We have not included the option of simply discontinuing the billing for E/M work performed on the same day as procedures in our list of top 5 actions. While this may be the only viable option for some smaller practices, we recommend carefully considering both short- and long-term consequences before making this decision. For instance, let’s assume that the group’s average payment for an established patient office visit is $109.63, with an even split between 99213 and 99214 codes. If the group sees 10 patients per week for whom they choose not to bill due to payer requests for -25 E/M service documentation, they would be forfeiting $4,385 in monthly revenue. Furthermore, by foregoing the billing for E/M services, the group is only reducing the follow-up work associated with payment, but the underlying work still needs to be done.

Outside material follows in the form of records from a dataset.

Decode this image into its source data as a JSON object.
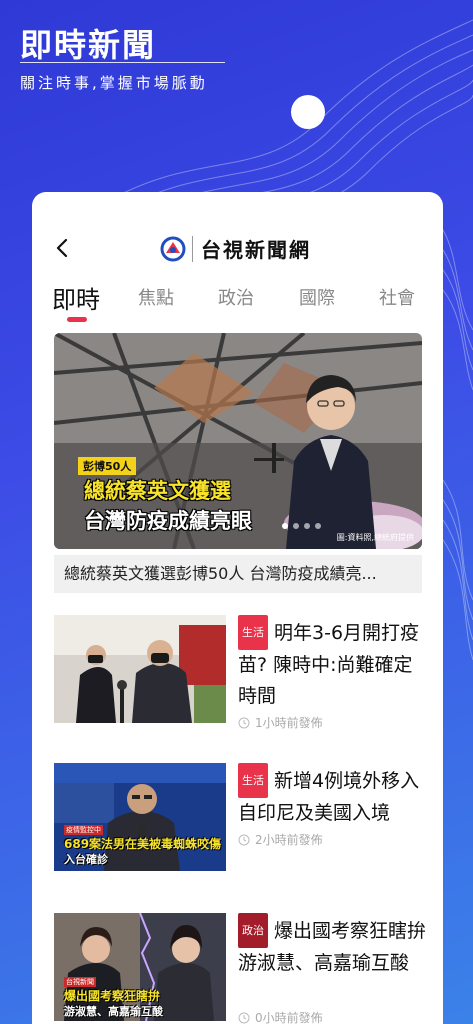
{
  "promo": {
    "title": "即時新聞",
    "subtitle": "關注時事,掌握市場脈動"
  },
  "app": {
    "brand_name": "台視新聞網"
  },
  "tabs": [
    {
      "label": "即時",
      "active": true
    },
    {
      "label": "焦點",
      "active": false
    },
    {
      "label": "政治",
      "active": false
    },
    {
      "label": "國際",
      "active": false
    },
    {
      "label": "社會",
      "active": false
    }
  ],
  "hero": {
    "tag": "彭博50人",
    "headline": "總統蔡英文獲選",
    "subline": "台灣防疫成績亮眼",
    "credit": "圖:資料照,總統府提供",
    "caption": "總統蔡英文獲選彭博50人 台灣防疫成績亮...",
    "dot_count": 4,
    "active_dot": 0
  },
  "news": [
    {
      "category": "生活",
      "category_color": "#e8334a",
      "title": "明年3-6月開打疫苗? 陳時中:尚難確定時間",
      "time": "1小時前發佈"
    },
    {
      "category": "生活",
      "category_color": "#e8334a",
      "title": "新增4例境外移入 自印尼及美國入境",
      "time": "2小時前發佈",
      "thumb_red": "疫情監控中",
      "thumb_yellow": "689案法男在美被毒蜘蛛咬傷",
      "thumb_white": "入台確診"
    },
    {
      "category": "政治",
      "category_color": "#a31c2a",
      "title": "爆出國考察狂瞎拚 游淑慧、高嘉瑜互酸",
      "time": "0小時前發佈",
      "thumb_red": "台視新聞",
      "thumb_yellow": "爆出國考察狂瞎拚",
      "thumb_white": "游淑慧、高嘉瑜互酸"
    }
  ],
  "colors": {
    "accent": "#e8334a",
    "background_start": "#2f39d6",
    "background_end": "#3b82e8"
  }
}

Even assuming a generous 10-minute timeframe per chart submission, the group would need to devote 7 hours of labor, with associated costs, to recover the revenue they are already entitled to. This expense cannot be overlooked.

A different strategy is to schedule E/M follow-up appointments for a separate date of service. However, this approach has its own set of implications, such as potential disruptions to continuity of care, additional copays for patients, and the added expense of a second office visit or telehealth consultation. On the bright side, it can create an advocate in the patient who may be willing to assist with policy changes. Nonetheless, we advise you to assess the effects on your practice before deciding to implement this strategy.

If the policies of certain insurance plans create a significant burden for your practice, dropping those plans may be a viable option for some. However, a more far-reaching solution may involve pursuing class action suits or state legislative action to address these issues, with prior authorization reform as a potential “twofer.”

For instance, Cigna has recently sent letters to many urology practices stating that they will need to submit documentation with all established patient E/M visits that have a modifier -25 on the same day as a minor procedure starting in May 2023. It is crucial to consider all available options and your practice’s capacity to handle this level of submission to determine whether a change is necessary, even if patients feel like pawns in the insurers’ game. We should encourage them to voice their complaints to their insurers about their policies. In the long term, we believe that it is worthwhile to fight for the use of modifier -25.